What we can do is point out some of the potential advantages to the
behavior, and some of the adaptations to the behavior that we see in
living and extinct hominids. Many of the features (sweating,
hairlessness) that you try to steal away as support for the AAT have been
demonstrated to be advantageous to diurnal bipedal hominoids living in
largely open environments.

I don't favor any particular model of WHY hominids are bipedal. I
honestly don't think we'll ever be able to answer the question (although
we can suggest answers -- keep in mind, in science we never PROVE
anything, we can only test our models). As you can tell from some of my
earlier posts, I lean toward a gibbon-like ancestor for hominids, but I
don't have any particular stake in the matter, and wouldn't be too
surprised to see something else turn up.

By the way, you have a perfect opportunity to establish the AAT as a
serious model for the origin of hominid bipedalism. Supposedly, there is
a nearly intact postcranial skeleton of A. ramidus that will be described
soon. If A. ramidus is really about 4 Myr old, then it lived right at
the end of the time period when your proponents say we had aquatic
ancestors. As such, we should expect it to show some skeletal
adaptations to living in an aquatic environment. Does your hypothesis
permit you to make predictions about this? Please, predict for us. What
will the postcranial skeleton of A. ramidus look like?
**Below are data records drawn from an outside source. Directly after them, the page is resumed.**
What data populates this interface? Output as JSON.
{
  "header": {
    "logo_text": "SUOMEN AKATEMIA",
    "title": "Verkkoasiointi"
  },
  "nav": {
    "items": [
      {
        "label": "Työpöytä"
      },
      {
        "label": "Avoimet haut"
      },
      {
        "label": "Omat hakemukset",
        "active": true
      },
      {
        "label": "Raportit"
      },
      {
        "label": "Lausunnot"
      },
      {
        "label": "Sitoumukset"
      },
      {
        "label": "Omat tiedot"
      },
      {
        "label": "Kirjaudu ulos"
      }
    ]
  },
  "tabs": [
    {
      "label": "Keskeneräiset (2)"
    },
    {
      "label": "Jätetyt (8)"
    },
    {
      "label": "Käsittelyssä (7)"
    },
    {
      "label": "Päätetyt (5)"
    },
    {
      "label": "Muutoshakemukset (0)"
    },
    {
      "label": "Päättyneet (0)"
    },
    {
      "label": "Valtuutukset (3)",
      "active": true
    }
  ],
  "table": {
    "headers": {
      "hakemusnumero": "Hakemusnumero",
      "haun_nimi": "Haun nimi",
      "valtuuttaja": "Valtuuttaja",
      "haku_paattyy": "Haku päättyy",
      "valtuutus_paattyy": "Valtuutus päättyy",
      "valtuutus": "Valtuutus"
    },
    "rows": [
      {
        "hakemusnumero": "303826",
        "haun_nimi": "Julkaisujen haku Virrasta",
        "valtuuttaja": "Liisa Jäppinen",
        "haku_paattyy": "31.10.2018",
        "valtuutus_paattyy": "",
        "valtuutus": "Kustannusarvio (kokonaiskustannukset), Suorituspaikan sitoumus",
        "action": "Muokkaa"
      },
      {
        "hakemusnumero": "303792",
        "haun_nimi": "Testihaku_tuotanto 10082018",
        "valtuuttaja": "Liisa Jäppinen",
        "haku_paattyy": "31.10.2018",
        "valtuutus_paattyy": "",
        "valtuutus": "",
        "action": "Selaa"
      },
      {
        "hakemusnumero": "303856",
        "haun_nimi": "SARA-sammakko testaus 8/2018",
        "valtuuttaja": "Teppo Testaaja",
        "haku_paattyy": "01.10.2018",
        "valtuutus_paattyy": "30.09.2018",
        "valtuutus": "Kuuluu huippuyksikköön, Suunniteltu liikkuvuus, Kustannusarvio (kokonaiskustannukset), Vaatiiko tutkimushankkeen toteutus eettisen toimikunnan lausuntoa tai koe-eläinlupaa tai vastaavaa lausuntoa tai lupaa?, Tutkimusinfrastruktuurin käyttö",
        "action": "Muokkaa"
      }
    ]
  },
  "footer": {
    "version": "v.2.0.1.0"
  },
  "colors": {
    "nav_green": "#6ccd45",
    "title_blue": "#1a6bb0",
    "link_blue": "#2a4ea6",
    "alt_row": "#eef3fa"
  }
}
Alex Duncan
Dept. of Anthropology
University of Texas at Austin
Austin, TX 78712-1086